(RECORDED INFORMATION)
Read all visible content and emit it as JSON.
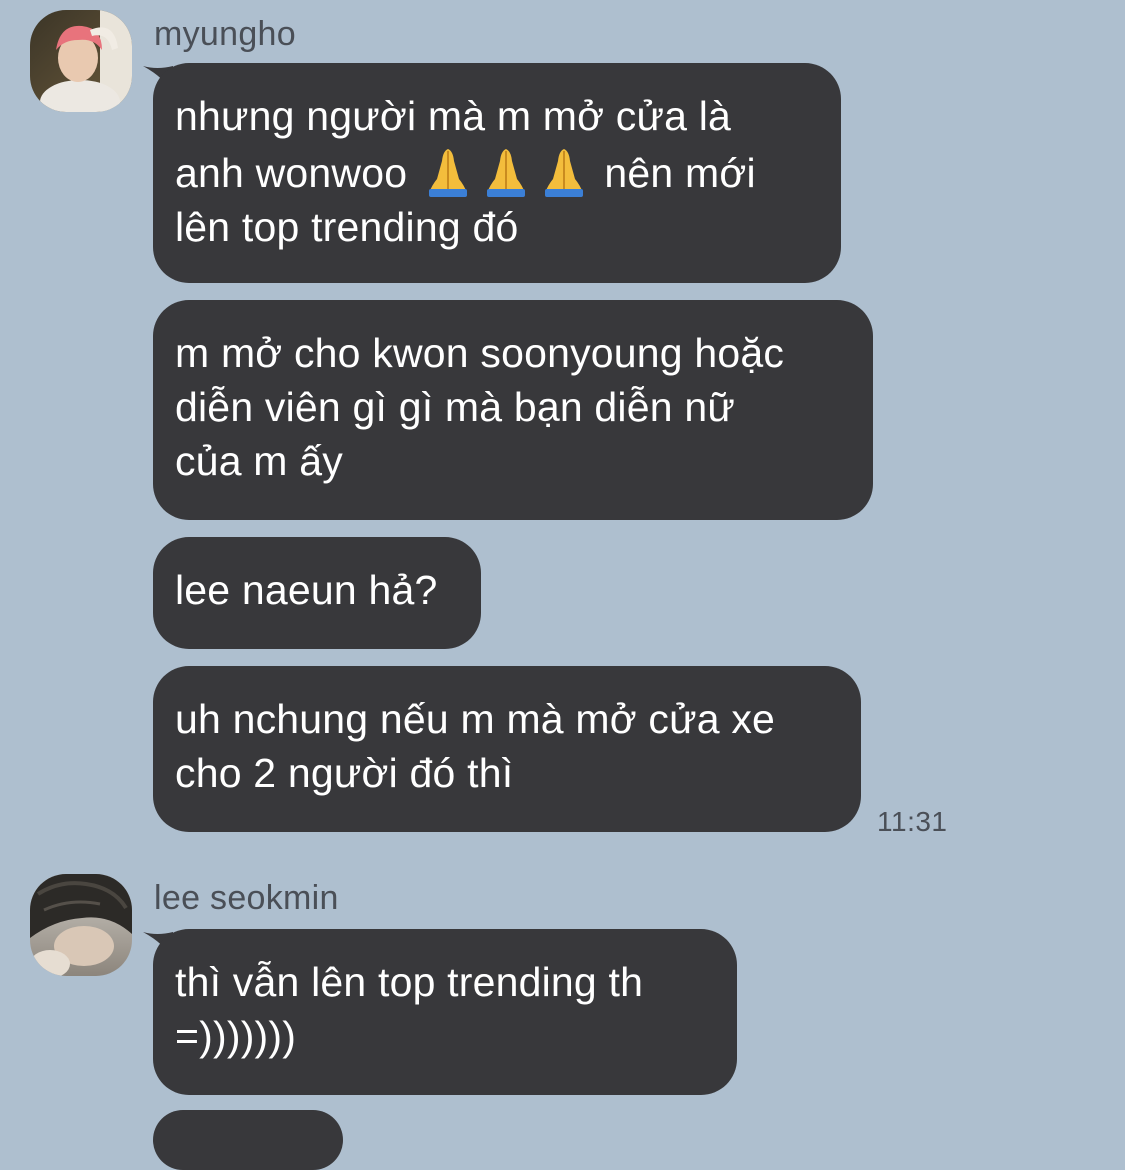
{
  "groups": [
    {
      "sender": "myungho",
      "messages": [
        {
          "segments": [
            "nhưng người mà m mở cửa là\nanh wonwoo ",
            " nên mới\nlên top trending đó"
          ]
        },
        {
          "text": "m mở cho kwon soonyoung hoặc\ndiễn viên gì gì mà bạn diễn nữ\ncủa m ấy"
        },
        {
          "text": "lee naeun hả?"
        },
        {
          "text": "uh nchung nếu m mà mở cửa xe\ncho 2 người đó thì"
        }
      ],
      "timestamp": "11:31"
    },
    {
      "sender": "lee seokmin",
      "messages": [
        {
          "text": "thì vẫn lên top trending th\n=)))))))"
        }
      ]
    }
  ],
  "icons": {
    "emoji": "folded-hands-icon"
  },
  "colors": {
    "background": "#aebfcf",
    "bubble": "#38383b",
    "bubble_text": "#ffffff",
    "meta_text": "#4a4f57"
  }
}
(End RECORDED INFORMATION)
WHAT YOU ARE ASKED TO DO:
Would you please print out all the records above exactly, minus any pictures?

ANSWER TO THE EXERCISE:
Read all visible content and emit it as JSON.
{
  "groups": [
    {
      "sender": "myungho",
      "messages": [
        {
          "segments": [
            "nhưng người mà m mở cửa là\nanh wonwoo ",
            " nên mới\nlên top trending đó"
          ]
        },
        {
          "text": "m mở cho kwon soonyoung hoặc\ndiễn viên gì gì mà bạn diễn nữ\ncủa m ấy"
        },
        {
          "text": "lee naeun hả?"
        },
        {
          "text": "uh nchung nếu m mà mở cửa xe\ncho 2 người đó thì"
        }
      ],
      "timestamp": "11:31"
    },
    {
      "sender": "lee seokmin",
      "messages": [
        {
          "text": "thì vẫn lên top trending th\n=)))))))"
        }
      ]
    }
  ],
  "icons": {
    "emoji": "folded-hands-icon"
  },
  "colors": {
    "background": "#aebfcf",
    "bubble": "#38383b",
    "bubble_text": "#ffffff",
    "meta_text": "#4a4f57"
  }
}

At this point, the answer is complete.